This time-limited policy has been implemented to effectively deliver a remote education while safeguarding privacy and protecting rights in courses and instructional materials. Below is an acknowledgment for students designed to govern the use of any recordings and provide instructors and students with guidance on the use of instructional materials.

By attending course sessions, students acknowledge that:
A. They will not: (i) record, share, or disseminate University of Chicago course sessions, videos, transcripts, audio, or chats; (ii) retain such materials after the end of the course; or (iii) use such materials for any purpose other than in connection with participation in the course.
B. They will not share links to University of Chicago course sessions with any persons not authorized to be in the course session. Sharing course materials with persons authorized to be in the relevant course is permitted. Syllabi, handouts, slides, and other documents may be shared at the discretion of the instructor.
C. Course recordings, content, and materials may be covered by copyrights held by the University, the instructor, or third parties. Any unauthorized use of such recordings or course materials may violate such copyrights.
D. Any violation of this policy will be referred to the Area Dean of Students.


If a personal emergency comes up that might impact your work in the class, please let the instructors know in a Campuswire post visible only to the instructors so that the course staff can make appropriate arrangements. University environments can sometimes be very overwhelming, and all of us benefit from support during times of struggle. You are not alone. There are many helpful resources available on campus and an important part of the college experience is learning how to ask for help. Asking for support sooner rather than later is often helpful. If you or anyone you know experiences any academic stress, difficult life events, or feelings like anxiety or depression, we strongly encourage you to seek support. The University of Chicago's counseling services are here to support you. Consider also reaching out to a friend, faculty or family member you trust for help getting connected to the support that can help.

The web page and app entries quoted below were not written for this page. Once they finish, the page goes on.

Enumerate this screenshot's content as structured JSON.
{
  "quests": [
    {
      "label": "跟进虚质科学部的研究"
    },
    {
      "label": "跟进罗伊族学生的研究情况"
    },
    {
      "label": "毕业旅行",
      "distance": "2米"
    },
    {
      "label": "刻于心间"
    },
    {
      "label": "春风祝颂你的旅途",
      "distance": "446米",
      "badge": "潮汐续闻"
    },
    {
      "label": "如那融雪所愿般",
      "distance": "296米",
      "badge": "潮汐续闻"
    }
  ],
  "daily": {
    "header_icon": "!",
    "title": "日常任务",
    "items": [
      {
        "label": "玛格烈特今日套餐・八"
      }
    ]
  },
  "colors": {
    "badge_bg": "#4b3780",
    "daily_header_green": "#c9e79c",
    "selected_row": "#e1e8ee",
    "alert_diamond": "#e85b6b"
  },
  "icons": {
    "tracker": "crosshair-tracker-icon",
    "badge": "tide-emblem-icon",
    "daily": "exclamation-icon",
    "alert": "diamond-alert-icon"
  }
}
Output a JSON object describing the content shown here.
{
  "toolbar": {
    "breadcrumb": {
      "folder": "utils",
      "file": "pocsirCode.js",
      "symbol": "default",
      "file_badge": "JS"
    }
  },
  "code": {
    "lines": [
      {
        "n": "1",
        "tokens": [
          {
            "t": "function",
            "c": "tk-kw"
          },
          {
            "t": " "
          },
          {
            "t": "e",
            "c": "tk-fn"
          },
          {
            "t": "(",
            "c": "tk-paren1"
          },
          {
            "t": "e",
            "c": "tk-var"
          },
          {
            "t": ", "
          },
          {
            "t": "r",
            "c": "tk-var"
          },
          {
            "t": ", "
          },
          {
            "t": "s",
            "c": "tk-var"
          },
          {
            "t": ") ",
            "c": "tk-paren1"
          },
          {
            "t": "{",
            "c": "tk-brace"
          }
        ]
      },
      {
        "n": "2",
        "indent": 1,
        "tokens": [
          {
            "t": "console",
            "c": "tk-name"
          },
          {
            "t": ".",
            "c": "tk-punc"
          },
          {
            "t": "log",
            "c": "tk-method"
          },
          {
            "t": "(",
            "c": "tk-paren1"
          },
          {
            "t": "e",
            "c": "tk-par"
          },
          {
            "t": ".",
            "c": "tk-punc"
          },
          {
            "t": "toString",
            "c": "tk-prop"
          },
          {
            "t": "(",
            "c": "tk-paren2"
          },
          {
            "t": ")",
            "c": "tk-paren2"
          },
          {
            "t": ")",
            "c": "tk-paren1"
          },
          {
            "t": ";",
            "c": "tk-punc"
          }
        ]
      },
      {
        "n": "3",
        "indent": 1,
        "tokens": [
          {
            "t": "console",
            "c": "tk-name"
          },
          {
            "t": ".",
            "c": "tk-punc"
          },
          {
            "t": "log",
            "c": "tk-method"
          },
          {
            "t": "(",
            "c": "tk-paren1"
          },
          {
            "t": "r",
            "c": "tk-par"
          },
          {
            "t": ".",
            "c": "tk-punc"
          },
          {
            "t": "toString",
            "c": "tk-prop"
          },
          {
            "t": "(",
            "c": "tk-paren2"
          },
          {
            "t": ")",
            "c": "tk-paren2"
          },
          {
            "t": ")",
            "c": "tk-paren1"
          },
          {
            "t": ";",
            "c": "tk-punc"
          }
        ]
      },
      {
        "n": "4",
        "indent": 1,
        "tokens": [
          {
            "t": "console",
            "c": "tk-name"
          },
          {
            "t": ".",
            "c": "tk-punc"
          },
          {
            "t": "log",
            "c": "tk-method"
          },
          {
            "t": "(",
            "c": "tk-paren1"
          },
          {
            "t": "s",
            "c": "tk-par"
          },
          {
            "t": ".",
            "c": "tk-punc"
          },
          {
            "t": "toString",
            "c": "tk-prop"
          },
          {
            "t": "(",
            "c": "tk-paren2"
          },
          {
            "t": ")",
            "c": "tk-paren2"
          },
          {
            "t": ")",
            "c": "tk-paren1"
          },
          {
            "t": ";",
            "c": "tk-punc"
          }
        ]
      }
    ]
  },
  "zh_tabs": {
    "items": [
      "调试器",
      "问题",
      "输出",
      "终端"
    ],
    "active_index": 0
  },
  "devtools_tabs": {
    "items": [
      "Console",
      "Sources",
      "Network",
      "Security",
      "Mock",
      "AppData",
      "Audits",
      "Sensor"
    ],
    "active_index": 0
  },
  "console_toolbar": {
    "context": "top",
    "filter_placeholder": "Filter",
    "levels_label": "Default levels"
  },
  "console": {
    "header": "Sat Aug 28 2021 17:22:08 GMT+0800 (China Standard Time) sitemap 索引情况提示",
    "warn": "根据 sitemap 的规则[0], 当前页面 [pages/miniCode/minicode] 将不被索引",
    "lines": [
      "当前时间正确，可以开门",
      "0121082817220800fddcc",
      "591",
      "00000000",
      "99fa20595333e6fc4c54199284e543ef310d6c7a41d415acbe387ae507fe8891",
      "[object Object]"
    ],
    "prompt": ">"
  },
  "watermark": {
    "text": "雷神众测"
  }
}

If you or someone you know is feeling suicidal or in danger of self-harm, call someone immediately, day or night:
• Student Counseling Urgent Care: (773)702-9800 or in person.
• National Suicide Prevention Lifeline: 1-800-273-8255